● PROBLEM REQUIREMENTS: The records follow. Copy them exactly, but omit the pictures.

(DATASET RECORDS begins)

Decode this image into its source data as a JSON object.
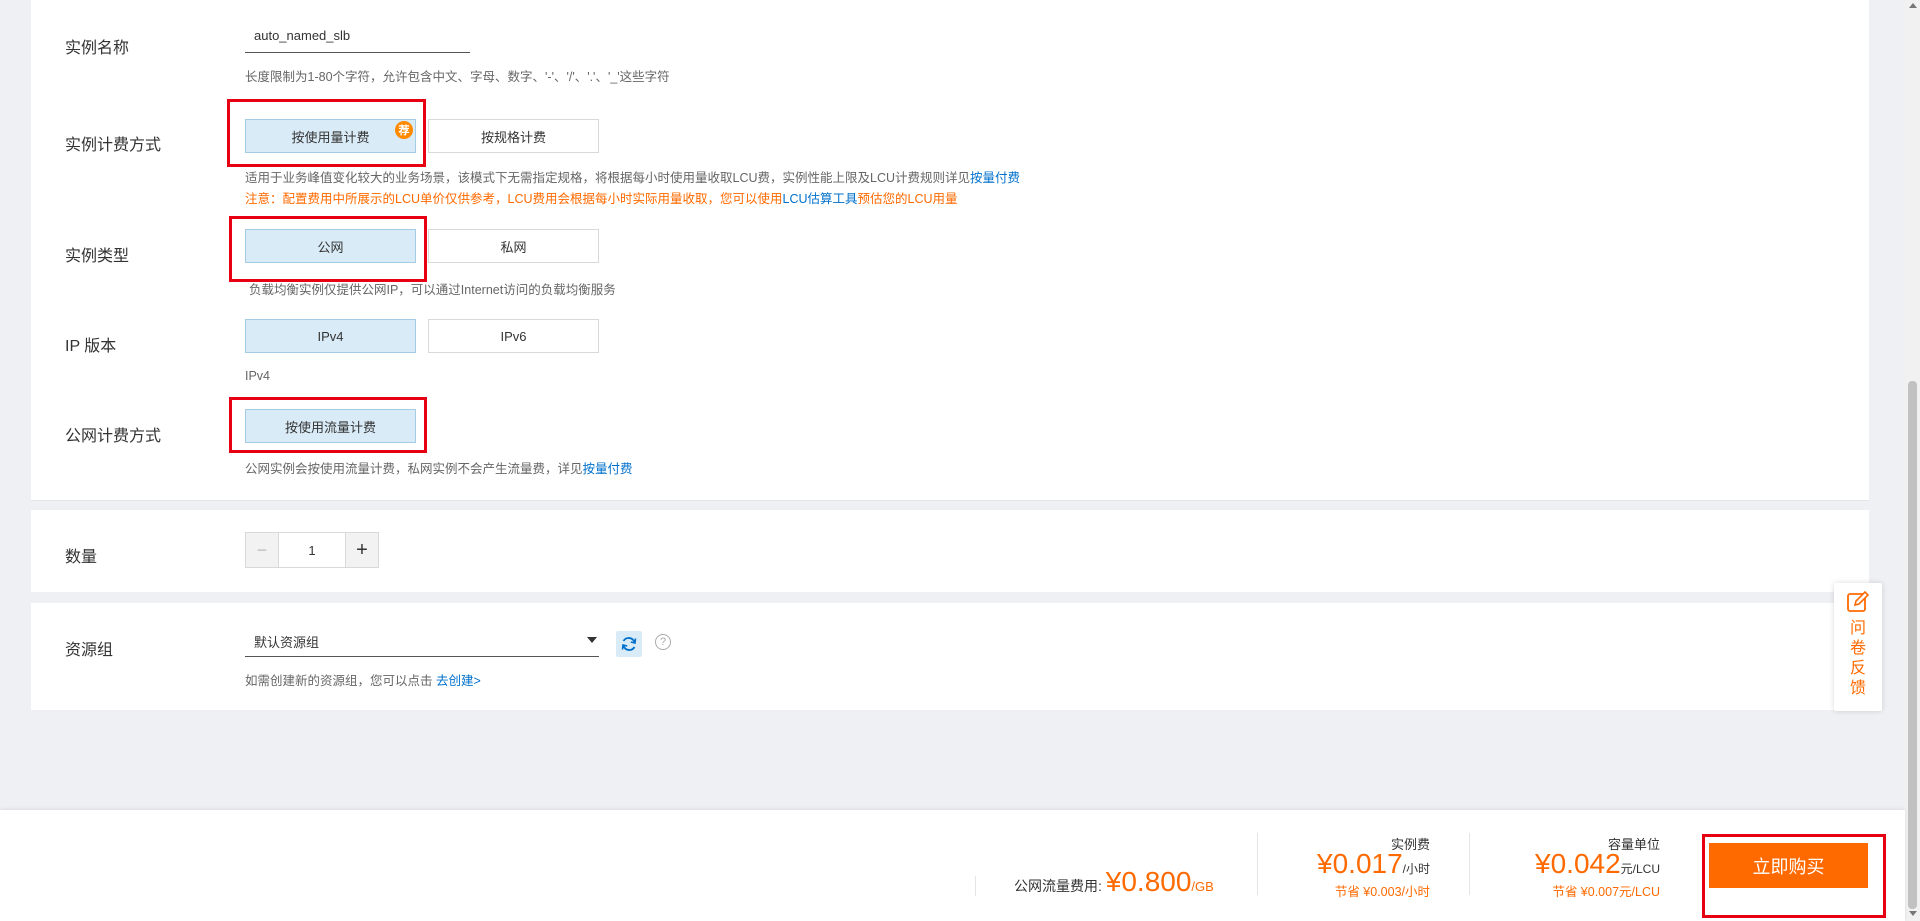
{
  "form": {
    "instance_name": {
      "label": "实例名称",
      "value": "auto_named_slb",
      "help": "长度限制为1-80个字符，允许包含中文、字母、数字、'-'、'/'、'.'、'_'这些字符"
    },
    "billing": {
      "label": "实例计费方式",
      "options": [
        "按使用量计费",
        "按规格计费"
      ],
      "selected_badge": "荐",
      "help_prefix": "适用于业务峰值变化较大的业务场景，该模式下无需指定规格，将根据每小时使用量收取LCU费，实例性能上限及LCU计费规则详见",
      "help_link": "按量付费",
      "warn_prefix": "注意：配置费用中所展示的LCU单价仅供参考，LCU费用会根据每小时实际用量收取，您可以使用",
      "warn_link": "LCU估算工具",
      "warn_suffix": "预估您的LCU用量"
    },
    "instance_type": {
      "label": "实例类型",
      "options": [
        "公网",
        "私网"
      ],
      "help": "负载均衡实例仅提供公网IP，可以通过Internet访问的负载均衡服务"
    },
    "ip_version": {
      "label": "IP 版本",
      "options": [
        "IPv4",
        "IPv6"
      ],
      "help": "IPv4"
    },
    "network_billing": {
      "label": "公网计费方式",
      "option": "按使用流量计费",
      "help_prefix": "公网实例会按使用流量计费，私网实例不会产生流量费，详见",
      "help_link": "按量付费"
    },
    "quantity": {
      "label": "数量",
      "minus": "−",
      "value": "1",
      "plus": "+"
    },
    "resource_group": {
      "label": "资源组",
      "value": "默认资源组",
      "help_prefix": "如需创建新的资源组，您可以点击 ",
      "help_link": "去创建>"
    }
  },
  "feedback": {
    "chars": [
      "问",
      "卷",
      "反",
      "馈"
    ],
    "icon": "edit-icon"
  },
  "footer": {
    "traffic_label": "公网流量费用:",
    "traffic_price": "¥0.800",
    "traffic_unit": "/GB",
    "instance_fee_title": "实例费",
    "instance_fee_price": "¥0.017",
    "instance_fee_unit": "/小时",
    "instance_fee_save": "节省 ¥0.003/小时",
    "lcu_title": "容量单位",
    "lcu_price": "¥0.042",
    "lcu_unit": "元/LCU",
    "lcu_save": "节省 ¥0.007元/LCU",
    "buy_button": "立即购买"
  },
  "colors": {
    "accent": "#ff6a00",
    "link": "#0070cc",
    "highlight_box": "#e60012",
    "selected_bg": "#d9ebf7"
  }
}
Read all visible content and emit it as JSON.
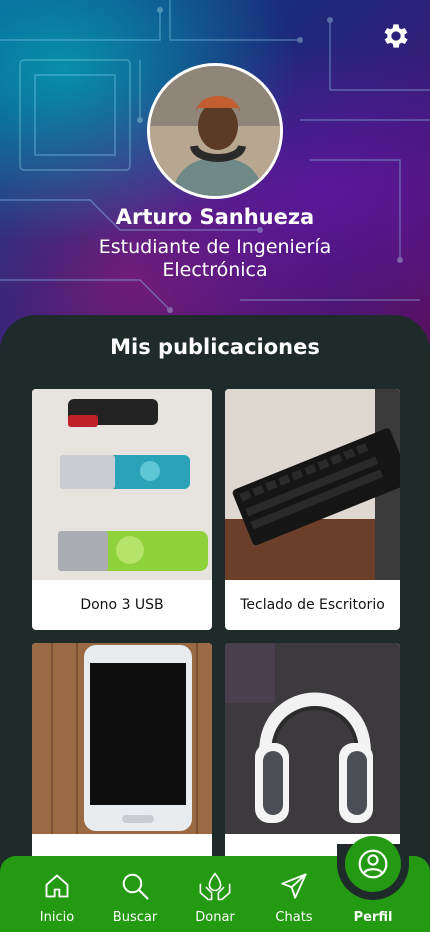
{
  "profile": {
    "name": "Arturo Sanhueza",
    "role": "Estudiante de Ingeniería Electrónica"
  },
  "section": {
    "title": "Mis publicaciones"
  },
  "publications": [
    {
      "label": "Dono 3 USB"
    },
    {
      "label": "Teclado de Escritorio"
    },
    {
      "label": ""
    },
    {
      "label": ""
    }
  ],
  "nav": {
    "items": [
      {
        "label": "Inicio",
        "icon": "home-icon"
      },
      {
        "label": "Buscar",
        "icon": "search-icon"
      },
      {
        "label": "Donar",
        "icon": "donate-icon"
      },
      {
        "label": "Chats",
        "icon": "send-icon"
      },
      {
        "label": "Perfil",
        "icon": "user-icon"
      }
    ],
    "active": "Perfil"
  },
  "colors": {
    "nav_green": "#249a12",
    "panel_bg": "#1f2a2b"
  }
}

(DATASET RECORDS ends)

● RESPONSE TO THE TASK:
Decode this image into its source data as a JSON object.
{
  "form": {
    "instance_name": {
      "label": "实例名称",
      "value": "auto_named_slb",
      "help": "长度限制为1-80个字符，允许包含中文、字母、数字、'-'、'/'、'.'、'_'这些字符"
    },
    "billing": {
      "label": "实例计费方式",
      "options": [
        "按使用量计费",
        "按规格计费"
      ],
      "selected_badge": "荐",
      "help_prefix": "适用于业务峰值变化较大的业务场景，该模式下无需指定规格，将根据每小时使用量收取LCU费，实例性能上限及LCU计费规则详见",
      "help_link": "按量付费",
      "warn_prefix": "注意：配置费用中所展示的LCU单价仅供参考，LCU费用会根据每小时实际用量收取，您可以使用",
      "warn_link": "LCU估算工具",
      "warn_suffix": "预估您的LCU用量"
    },
    "instance_type": {
      "label": "实例类型",
      "options": [
        "公网",
        "私网"
      ],
      "help": "负载均衡实例仅提供公网IP，可以通过Internet访问的负载均衡服务"
    },
    "ip_version": {
      "label": "IP 版本",
      "options": [
        "IPv4",
        "IPv6"
      ],
      "help": "IPv4"
    },
    "network_billing": {
      "label": "公网计费方式",
      "option": "按使用流量计费",
      "help_prefix": "公网实例会按使用流量计费，私网实例不会产生流量费，详见",
      "help_link": "按量付费"
    },
    "quantity": {
      "label": "数量",
      "minus": "−",
      "value": "1",
      "plus": "+"
    },
    "resource_group": {
      "label": "资源组",
      "value": "默认资源组",
      "help_prefix": "如需创建新的资源组，您可以点击 ",
      "help_link": "去创建>"
    }
  },
  "feedback": {
    "chars": [
      "问",
      "卷",
      "反",
      "馈"
    ],
    "icon": "edit-icon"
  },
  "footer": {
    "traffic_label": "公网流量费用:",
    "traffic_price": "¥0.800",
    "traffic_unit": "/GB",
    "instance_fee_title": "实例费",
    "instance_fee_price": "¥0.017",
    "instance_fee_unit": "/小时",
    "instance_fee_save": "节省 ¥0.003/小时",
    "lcu_title": "容量单位",
    "lcu_price": "¥0.042",
    "lcu_unit": "元/LCU",
    "lcu_save": "节省 ¥0.007元/LCU",
    "buy_button": "立即购买"
  },
  "colors": {
    "accent": "#ff6a00",
    "link": "#0070cc",
    "highlight_box": "#e60012",
    "selected_bg": "#d9ebf7"
  }
}
Read all visible content and emit it as JSON.
{
  "profile": {
    "name": "Arturo Sanhueza",
    "role": "Estudiante de Ingeniería Electrónica"
  },
  "section": {
    "title": "Mis publicaciones"
  },
  "publications": [
    {
      "label": "Dono 3 USB"
    },
    {
      "label": "Teclado de Escritorio"
    },
    {
      "label": ""
    },
    {
      "label": ""
    }
  ],
  "nav": {
    "items": [
      {
        "label": "Inicio",
        "icon": "home-icon"
      },
      {
        "label": "Buscar",
        "icon": "search-icon"
      },
      {
        "label": "Donar",
        "icon": "donate-icon"
      },
      {
        "label": "Chats",
        "icon": "send-icon"
      },
      {
        "label": "Perfil",
        "icon": "user-icon"
      }
    ],
    "active": "Perfil"
  },
  "colors": {
    "nav_green": "#249a12",
    "panel_bg": "#1f2a2b"
  }
}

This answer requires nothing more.